EXERCISE PROMPT
Retype all of the entries exactly as they appear.

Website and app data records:

□ □ □ □

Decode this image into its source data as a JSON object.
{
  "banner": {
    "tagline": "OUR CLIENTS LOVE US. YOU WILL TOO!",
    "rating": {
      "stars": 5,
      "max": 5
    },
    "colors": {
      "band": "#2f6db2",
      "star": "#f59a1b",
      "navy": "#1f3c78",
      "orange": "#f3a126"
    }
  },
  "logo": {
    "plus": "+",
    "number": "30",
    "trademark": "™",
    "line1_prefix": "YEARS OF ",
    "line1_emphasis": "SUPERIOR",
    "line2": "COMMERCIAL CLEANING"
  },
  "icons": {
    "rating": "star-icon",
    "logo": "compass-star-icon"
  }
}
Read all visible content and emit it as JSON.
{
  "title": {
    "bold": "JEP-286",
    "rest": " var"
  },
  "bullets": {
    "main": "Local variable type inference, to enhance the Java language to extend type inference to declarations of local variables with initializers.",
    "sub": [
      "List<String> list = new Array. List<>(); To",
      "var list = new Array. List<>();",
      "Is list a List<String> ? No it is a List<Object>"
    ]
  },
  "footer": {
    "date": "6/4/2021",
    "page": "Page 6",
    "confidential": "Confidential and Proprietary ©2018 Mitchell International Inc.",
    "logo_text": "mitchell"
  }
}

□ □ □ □

EXPECTED OUTPUT
Decode this image into its source data as a JSON object.
{
  "banner": {
    "tagline": "OUR CLIENTS LOVE US. YOU WILL TOO!",
    "rating": {
      "stars": 5,
      "max": 5
    },
    "colors": {
      "band": "#2f6db2",
      "star": "#f59a1b",
      "navy": "#1f3c78",
      "orange": "#f3a126"
    }
  },
  "logo": {
    "plus": "+",
    "number": "30",
    "trademark": "™",
    "line1_prefix": "YEARS OF ",
    "line1_emphasis": "SUPERIOR",
    "line2": "COMMERCIAL CLEANING"
  },
  "icons": {
    "rating": "star-icon",
    "logo": "compass-star-icon"
  }
}
Read all visible content and emit it as JSON.
{
  "title": {
    "bold": "JEP-286",
    "rest": " var"
  },
  "bullets": {
    "main": "Local variable type inference, to enhance the Java language to extend type inference to declarations of local variables with initializers.",
    "sub": [
      "List<String> list = new Array. List<>(); To",
      "var list = new Array. List<>();",
      "Is list a List<String> ? No it is a List<Object>"
    ]
  },
  "footer": {
    "date": "6/4/2021",
    "page": "Page 6",
    "confidential": "Confidential and Proprietary ©2018 Mitchell International Inc.",
    "logo_text": "mitchell"
  }
}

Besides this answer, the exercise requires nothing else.